> _Problem to work on_
Find each line below where the word "icon" occurs, and copy it.

> _Excerpted data_
————
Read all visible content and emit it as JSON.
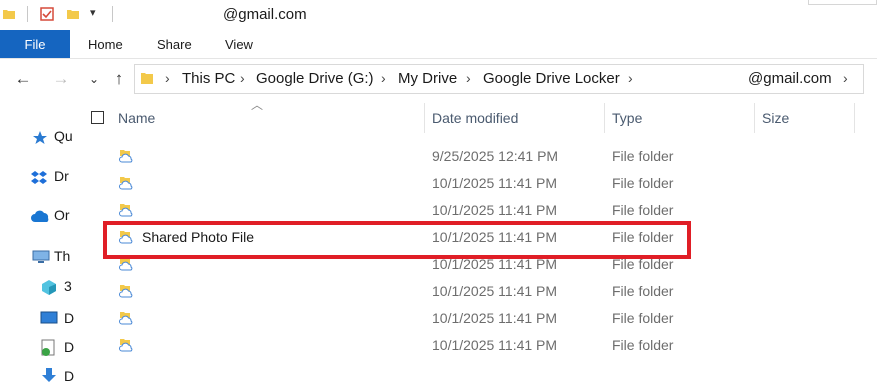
{
  "window": {
    "title": "@gmail.com"
  },
  "ribbon": {
    "file_label": "File",
    "tabs": [
      "Home",
      "Share",
      "View"
    ]
  },
  "address": {
    "crumbs": [
      "This PC",
      "Google Drive (G:)",
      "My Drive",
      "Google Drive Locker",
      "@gmail.com"
    ]
  },
  "nav": {
    "items": [
      {
        "label": "Qu",
        "icon": "star-icon"
      },
      {
        "label": "Dr",
        "icon": "dropbox-icon"
      },
      {
        "label": "Or",
        "icon": "onedrive-icon"
      },
      {
        "label": "Th",
        "icon": "pc-icon"
      },
      {
        "label": "3",
        "icon": "3d-objects-icon"
      },
      {
        "label": "D",
        "icon": "desktop-icon"
      },
      {
        "label": "D",
        "icon": "documents-icon"
      },
      {
        "label": "D",
        "icon": "downloads-icon"
      }
    ]
  },
  "columns": {
    "name": "Name",
    "date": "Date modified",
    "type": "Type",
    "size": "Size"
  },
  "files": [
    {
      "name": "",
      "date": "9/25/2025 12:41 PM",
      "type": "File folder"
    },
    {
      "name": "",
      "date": "10/1/2025 11:41 PM",
      "type": "File folder"
    },
    {
      "name": "",
      "date": "10/1/2025 11:41 PM",
      "type": "File folder"
    },
    {
      "name": "Shared Photo File",
      "date": "10/1/2025 11:41 PM",
      "type": "File folder"
    },
    {
      "name": "",
      "date": "10/1/2025 11:41 PM",
      "type": "File folder"
    },
    {
      "name": "",
      "date": "10/1/2025 11:41 PM",
      "type": "File folder"
    },
    {
      "name": "",
      "date": "10/1/2025 11:41 PM",
      "type": "File folder"
    },
    {
      "name": "",
      "date": "10/1/2025 11:41 PM",
      "type": "File folder"
    }
  ],
  "colors": {
    "accent": "#1565c0",
    "highlight": "#e01e26",
    "folder": "#f3c94a"
  }
}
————
> _Your solution_
        "icon": "star-icon"
        "icon": "dropbox-icon"
        "icon": "onedrive-icon"
        "icon": "pc-icon"
        "icon": "3d-objects-icon"
        "icon": "desktop-icon"
        "icon": "documents-icon"
        "icon": "downloads-icon"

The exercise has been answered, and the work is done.